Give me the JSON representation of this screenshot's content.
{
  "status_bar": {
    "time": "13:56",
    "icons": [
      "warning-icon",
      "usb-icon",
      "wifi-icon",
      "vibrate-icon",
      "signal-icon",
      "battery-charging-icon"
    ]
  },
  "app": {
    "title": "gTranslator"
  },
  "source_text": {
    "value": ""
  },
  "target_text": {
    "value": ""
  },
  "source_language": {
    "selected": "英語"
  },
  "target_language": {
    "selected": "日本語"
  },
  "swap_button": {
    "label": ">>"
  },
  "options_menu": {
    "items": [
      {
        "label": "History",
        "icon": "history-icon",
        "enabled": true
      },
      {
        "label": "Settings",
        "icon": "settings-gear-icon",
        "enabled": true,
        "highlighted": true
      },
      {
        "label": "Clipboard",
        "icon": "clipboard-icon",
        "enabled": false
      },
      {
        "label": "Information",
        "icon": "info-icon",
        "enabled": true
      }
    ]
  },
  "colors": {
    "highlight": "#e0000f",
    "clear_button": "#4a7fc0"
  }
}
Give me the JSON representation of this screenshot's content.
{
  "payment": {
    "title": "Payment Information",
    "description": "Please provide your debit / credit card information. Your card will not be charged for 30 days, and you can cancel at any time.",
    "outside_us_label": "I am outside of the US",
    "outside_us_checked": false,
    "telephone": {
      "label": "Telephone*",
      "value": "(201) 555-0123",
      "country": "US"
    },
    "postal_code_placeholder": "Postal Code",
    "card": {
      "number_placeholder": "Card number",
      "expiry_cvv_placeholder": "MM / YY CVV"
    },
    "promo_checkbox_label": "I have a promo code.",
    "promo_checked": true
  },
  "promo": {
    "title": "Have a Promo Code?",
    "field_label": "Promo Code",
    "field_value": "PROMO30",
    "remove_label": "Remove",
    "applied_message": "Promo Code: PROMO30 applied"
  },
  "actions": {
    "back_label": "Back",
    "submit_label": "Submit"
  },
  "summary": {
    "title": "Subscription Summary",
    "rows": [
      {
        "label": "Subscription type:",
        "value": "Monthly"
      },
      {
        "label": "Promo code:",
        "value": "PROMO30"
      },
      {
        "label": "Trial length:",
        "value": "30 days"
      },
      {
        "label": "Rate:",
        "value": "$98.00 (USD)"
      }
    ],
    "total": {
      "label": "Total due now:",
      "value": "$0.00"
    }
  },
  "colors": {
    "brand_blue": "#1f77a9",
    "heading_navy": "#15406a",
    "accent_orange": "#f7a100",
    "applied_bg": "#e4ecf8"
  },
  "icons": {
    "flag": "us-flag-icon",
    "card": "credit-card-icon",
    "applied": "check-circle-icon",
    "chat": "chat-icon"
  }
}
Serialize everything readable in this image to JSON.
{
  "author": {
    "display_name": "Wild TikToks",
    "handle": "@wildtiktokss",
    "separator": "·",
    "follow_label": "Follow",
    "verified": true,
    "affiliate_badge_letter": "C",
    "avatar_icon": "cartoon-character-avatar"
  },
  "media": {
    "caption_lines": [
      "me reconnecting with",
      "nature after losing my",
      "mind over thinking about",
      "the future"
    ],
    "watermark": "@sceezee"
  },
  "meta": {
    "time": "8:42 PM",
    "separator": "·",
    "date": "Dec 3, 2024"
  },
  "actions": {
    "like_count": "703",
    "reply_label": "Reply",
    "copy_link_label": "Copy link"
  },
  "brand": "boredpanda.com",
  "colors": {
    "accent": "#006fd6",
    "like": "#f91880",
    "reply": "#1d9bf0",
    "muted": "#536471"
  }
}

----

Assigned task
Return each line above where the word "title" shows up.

Output of the exercise
    "title": "gTranslator"
    "title": "Payment Information",
    "title": "Have a Promo Code?",
    "title": "Subscription Summary",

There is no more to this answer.